Images of HAEC cultures were acquired using an Olympus Fv10i or Leica SP5 confocal imaging system with 60× oil-immersion objective. Epidermal tissue from Xenopus embryos was explanted and mounted with Fluoromount G (Fluoprobes) and allowed to dry before imaging on a Zeiss LSM780 confocal microscope. Images were acquired as 8 bit/channel and with 1024×1024 pixel resolution, and processed in ImageJ for maximum intensity z-projection and/or merge of channels. Expression levels on FISH were analysed using ImageJ. For Xenopus, stacks of confocal images from four to five explants per experiment and per condition were made. Z-projection of the green channel images was used to count GFP-positive injected cells. MCCs, ionocytes and SSCs were counted using a merge of their corresponding channels with the green channel on order to consider only injected cells. Statistical analysis was made using GraphPad Prism 6.
SEM processing and imaging
Samples were prepared and imaged as previously described (Castillo-Briceno and Kodjabachian, 2014).
SEM was performed at the CCMA EM Core Facility of the University of Nice Sophia-Antipolis. Briefly, cells were fixed in 1.6% glutaraldehyde in 0.1 M phosphate buffer, rinsed and post-fixed 30 min in osmium tetroxide (1% in 0.1 M phosphate buffer). After rinsing, cells were dehydrated in a graded ethanol series and dried using hexamethyldisilazane (HMDS). Cells were mounted on aluminium stubs with adhesive tabs, sputter-coated with Pt (Cressington, 308R) and examined on a 6700F field emission scanning electron microscope (JEOL).
Primary HAECs were harvested by scraping in RIPA lysis buffer (Thermo Scientific Pierce) and cleared by centrifugation. Protein concentration was determined using the BCA assay (Thermo Fisher Scientific) and equivalent amounts of protein were resolved by electrophoresis using the Novex NuPAGE SDS-PAGE Gel System following the manufacturer's instructions. Proteins were transferred to PVDF membranes (Bio-Rad) and analysed by immunoblotting with appropriate primary antibodies (supplementary material Table S1) and HRP-conjugated secondary antibodies (1/5000, Dako). Immunoreactive bands were detected using the Immobilon ECL Kit (Merck Millipore) on an LAS-3000 imager (Fujifilm).

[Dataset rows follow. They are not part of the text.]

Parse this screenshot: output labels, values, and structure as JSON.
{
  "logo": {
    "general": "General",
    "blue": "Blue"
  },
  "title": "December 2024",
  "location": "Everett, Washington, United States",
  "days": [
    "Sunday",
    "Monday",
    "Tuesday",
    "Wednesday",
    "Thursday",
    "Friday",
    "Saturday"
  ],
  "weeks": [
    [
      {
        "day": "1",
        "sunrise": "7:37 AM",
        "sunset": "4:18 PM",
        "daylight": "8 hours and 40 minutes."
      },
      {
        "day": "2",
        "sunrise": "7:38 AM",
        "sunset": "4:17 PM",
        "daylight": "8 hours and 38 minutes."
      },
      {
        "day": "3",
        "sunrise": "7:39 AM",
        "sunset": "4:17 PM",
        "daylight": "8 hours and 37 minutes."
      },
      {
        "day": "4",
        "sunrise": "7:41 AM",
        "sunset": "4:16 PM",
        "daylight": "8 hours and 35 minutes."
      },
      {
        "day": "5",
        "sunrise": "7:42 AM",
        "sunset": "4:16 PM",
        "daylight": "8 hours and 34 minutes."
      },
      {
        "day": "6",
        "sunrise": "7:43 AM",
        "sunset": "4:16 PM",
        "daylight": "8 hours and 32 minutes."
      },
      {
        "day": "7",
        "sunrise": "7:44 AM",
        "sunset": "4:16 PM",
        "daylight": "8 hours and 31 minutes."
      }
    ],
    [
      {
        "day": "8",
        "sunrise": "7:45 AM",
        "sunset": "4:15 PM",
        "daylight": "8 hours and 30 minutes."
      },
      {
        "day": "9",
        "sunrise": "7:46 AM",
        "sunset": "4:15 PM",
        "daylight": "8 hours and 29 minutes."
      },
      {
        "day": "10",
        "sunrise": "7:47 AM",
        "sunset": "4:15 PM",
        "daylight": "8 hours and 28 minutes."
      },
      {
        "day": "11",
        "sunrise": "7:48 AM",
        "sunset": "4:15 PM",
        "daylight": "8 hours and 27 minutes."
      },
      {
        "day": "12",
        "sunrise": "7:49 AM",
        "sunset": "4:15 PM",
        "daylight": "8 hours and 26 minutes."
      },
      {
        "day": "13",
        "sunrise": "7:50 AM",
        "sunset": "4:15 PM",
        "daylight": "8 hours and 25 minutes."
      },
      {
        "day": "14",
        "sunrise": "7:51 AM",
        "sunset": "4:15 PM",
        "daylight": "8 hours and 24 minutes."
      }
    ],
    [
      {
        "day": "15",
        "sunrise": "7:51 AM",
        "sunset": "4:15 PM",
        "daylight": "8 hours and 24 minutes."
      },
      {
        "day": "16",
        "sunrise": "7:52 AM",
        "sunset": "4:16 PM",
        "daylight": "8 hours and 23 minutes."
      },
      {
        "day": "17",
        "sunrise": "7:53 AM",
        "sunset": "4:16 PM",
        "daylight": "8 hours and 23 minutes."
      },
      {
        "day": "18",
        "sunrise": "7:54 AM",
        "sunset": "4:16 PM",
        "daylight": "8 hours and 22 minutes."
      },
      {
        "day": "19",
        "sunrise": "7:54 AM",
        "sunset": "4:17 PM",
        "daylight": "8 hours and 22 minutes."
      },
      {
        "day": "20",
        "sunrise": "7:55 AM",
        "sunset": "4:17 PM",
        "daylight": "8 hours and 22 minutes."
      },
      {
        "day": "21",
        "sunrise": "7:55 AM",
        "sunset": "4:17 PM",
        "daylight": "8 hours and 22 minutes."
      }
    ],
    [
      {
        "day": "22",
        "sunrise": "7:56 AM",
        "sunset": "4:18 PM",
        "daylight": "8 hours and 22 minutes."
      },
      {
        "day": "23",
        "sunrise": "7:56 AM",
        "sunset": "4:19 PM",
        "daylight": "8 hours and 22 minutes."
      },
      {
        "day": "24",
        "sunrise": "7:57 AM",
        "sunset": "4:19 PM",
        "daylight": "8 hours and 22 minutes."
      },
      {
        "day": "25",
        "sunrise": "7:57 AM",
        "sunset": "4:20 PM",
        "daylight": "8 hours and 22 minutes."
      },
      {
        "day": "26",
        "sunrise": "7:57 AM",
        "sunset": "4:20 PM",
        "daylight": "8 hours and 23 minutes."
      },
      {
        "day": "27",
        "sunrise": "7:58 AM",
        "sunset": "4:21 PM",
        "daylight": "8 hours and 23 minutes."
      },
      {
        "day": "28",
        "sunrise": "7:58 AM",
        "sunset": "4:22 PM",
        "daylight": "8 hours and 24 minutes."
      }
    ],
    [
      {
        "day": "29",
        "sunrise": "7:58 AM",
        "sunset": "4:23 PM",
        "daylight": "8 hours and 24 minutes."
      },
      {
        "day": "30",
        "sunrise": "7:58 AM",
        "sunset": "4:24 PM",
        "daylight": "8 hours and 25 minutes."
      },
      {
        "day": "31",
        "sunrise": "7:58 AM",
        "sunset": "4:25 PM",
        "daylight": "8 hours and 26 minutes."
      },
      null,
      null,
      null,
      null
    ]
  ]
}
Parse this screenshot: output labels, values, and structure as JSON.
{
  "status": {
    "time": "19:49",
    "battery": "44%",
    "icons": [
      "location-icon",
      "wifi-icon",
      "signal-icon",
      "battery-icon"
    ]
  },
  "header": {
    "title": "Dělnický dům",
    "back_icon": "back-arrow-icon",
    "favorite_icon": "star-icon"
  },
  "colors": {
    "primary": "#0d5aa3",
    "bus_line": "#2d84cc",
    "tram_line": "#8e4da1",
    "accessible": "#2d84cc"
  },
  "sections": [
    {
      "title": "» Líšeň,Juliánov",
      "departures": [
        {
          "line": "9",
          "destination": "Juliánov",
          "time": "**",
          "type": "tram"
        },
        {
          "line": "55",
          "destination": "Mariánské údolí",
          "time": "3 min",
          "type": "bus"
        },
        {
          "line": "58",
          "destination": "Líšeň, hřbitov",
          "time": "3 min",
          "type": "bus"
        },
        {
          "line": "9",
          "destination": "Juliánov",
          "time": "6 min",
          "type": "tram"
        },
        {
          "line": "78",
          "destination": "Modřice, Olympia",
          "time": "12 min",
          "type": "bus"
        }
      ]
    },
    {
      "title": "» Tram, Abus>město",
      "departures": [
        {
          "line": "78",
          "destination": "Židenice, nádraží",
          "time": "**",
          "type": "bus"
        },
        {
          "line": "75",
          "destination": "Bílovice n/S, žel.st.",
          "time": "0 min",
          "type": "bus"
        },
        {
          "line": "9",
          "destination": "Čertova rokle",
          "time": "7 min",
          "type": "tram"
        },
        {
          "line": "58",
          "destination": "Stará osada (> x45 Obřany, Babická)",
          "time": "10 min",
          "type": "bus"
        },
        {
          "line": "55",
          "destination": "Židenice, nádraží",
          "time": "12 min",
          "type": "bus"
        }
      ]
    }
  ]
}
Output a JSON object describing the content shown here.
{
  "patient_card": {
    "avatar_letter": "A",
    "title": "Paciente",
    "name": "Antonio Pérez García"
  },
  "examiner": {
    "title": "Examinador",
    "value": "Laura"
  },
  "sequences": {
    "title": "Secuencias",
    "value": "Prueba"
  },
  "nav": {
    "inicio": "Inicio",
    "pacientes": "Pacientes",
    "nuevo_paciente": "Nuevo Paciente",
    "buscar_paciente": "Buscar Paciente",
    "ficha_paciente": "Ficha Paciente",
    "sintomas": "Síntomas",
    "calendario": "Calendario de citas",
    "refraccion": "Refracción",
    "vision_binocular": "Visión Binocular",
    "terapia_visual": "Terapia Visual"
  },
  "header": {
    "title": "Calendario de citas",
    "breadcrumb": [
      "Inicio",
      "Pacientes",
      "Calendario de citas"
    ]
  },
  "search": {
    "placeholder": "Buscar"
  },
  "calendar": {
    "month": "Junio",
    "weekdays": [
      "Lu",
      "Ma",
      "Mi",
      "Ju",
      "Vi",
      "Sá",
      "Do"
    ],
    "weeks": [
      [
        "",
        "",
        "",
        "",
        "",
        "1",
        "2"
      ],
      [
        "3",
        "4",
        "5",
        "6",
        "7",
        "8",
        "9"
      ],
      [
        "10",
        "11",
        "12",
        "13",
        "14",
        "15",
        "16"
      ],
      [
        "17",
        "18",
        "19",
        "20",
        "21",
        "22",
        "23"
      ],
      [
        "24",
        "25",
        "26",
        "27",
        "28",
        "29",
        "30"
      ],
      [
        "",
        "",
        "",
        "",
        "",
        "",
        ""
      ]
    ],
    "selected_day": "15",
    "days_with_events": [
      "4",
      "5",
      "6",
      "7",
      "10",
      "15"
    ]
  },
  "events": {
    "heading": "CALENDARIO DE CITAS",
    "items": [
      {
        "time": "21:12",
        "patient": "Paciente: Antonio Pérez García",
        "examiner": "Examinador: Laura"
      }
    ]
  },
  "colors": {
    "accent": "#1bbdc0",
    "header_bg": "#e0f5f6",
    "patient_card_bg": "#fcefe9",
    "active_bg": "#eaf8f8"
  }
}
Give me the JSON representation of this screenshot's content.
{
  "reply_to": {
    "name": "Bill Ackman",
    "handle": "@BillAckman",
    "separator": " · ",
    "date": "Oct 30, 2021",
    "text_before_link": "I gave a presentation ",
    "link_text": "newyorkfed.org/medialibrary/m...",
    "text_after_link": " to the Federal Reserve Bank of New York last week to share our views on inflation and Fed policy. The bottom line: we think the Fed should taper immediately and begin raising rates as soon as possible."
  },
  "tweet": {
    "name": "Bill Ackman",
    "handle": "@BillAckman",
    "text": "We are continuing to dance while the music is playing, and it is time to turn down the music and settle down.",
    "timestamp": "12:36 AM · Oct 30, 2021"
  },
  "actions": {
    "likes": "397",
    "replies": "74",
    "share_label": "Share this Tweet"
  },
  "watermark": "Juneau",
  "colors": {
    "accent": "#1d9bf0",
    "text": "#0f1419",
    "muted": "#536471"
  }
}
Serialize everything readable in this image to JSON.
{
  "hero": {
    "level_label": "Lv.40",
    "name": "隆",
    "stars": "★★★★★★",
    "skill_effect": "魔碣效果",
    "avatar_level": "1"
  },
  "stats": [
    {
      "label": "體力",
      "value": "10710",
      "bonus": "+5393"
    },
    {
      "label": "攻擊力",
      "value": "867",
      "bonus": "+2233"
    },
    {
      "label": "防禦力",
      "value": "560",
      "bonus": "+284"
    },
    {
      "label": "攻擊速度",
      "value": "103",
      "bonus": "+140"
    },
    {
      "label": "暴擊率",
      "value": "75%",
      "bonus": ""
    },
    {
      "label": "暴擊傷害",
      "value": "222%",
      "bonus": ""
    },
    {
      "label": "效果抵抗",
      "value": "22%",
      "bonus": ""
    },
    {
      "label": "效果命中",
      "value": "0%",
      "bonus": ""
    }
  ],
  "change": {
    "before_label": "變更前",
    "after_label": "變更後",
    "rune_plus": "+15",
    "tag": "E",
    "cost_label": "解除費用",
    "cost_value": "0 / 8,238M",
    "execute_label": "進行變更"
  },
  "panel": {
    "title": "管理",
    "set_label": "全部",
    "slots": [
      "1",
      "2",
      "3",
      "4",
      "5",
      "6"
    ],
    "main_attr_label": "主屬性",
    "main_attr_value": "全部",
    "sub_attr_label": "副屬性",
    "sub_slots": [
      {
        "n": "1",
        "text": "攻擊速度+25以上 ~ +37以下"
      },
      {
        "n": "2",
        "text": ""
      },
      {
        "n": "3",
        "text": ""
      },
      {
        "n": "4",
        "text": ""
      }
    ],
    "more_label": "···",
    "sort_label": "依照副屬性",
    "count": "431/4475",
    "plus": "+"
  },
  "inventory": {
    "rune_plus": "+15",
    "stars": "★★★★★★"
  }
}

We thank the staff of the imaging platform and of the aquatic facility at IBDM; Jean-Pierre Laugier (Centre Commun de Microscopie Appliquée, University of Nice Sophia-Antipolis) for the SEM experiments on human samples; Chris Kintner, Nancy Papalopulu, Martin Blum, John Wallingford, Eric Bellefroid and Saburo Nagata for sharing reagents; and Pierluigi Scerbo, who made the initial observation of misexpression of epidermal cell type marker genes in response to BMP pathway dysregulation in Xenopus.
M.C., G.L. and V.T. performed experiments in Xenopus and analysed data. B.C., O.M., L.-E.Z. and B.M. performed experiments on HAECs and analysed data. A.P. and B.M. drafted the article and L.K. edited it. L.K. and B.M. conceived and supervised the project. L.K. and P.B. obtained funding and supervised the research teams. L.K. coordinated the project.
This work was supported by Centre National de la Recherche Scientifique (CNRS), Aix-Marseille Université, Université de Nice Sophia-Antipolis, and by grants from the Agence Nationale de la Recherche (ANR: MERCi, COMMIT, MITHRA), Vaincre la Mucoviscidose, Fondation pour la Recherche Médicale (FRM) [DEQ20130326464], and Fondation ARC to P.B. and L.K. IBDM authors acknowledge France-BioImaging infrastructure funding ‘Investissements d'Avenir' [ANR-10-INSB-04-01].
The authors declare no competing or financial interests.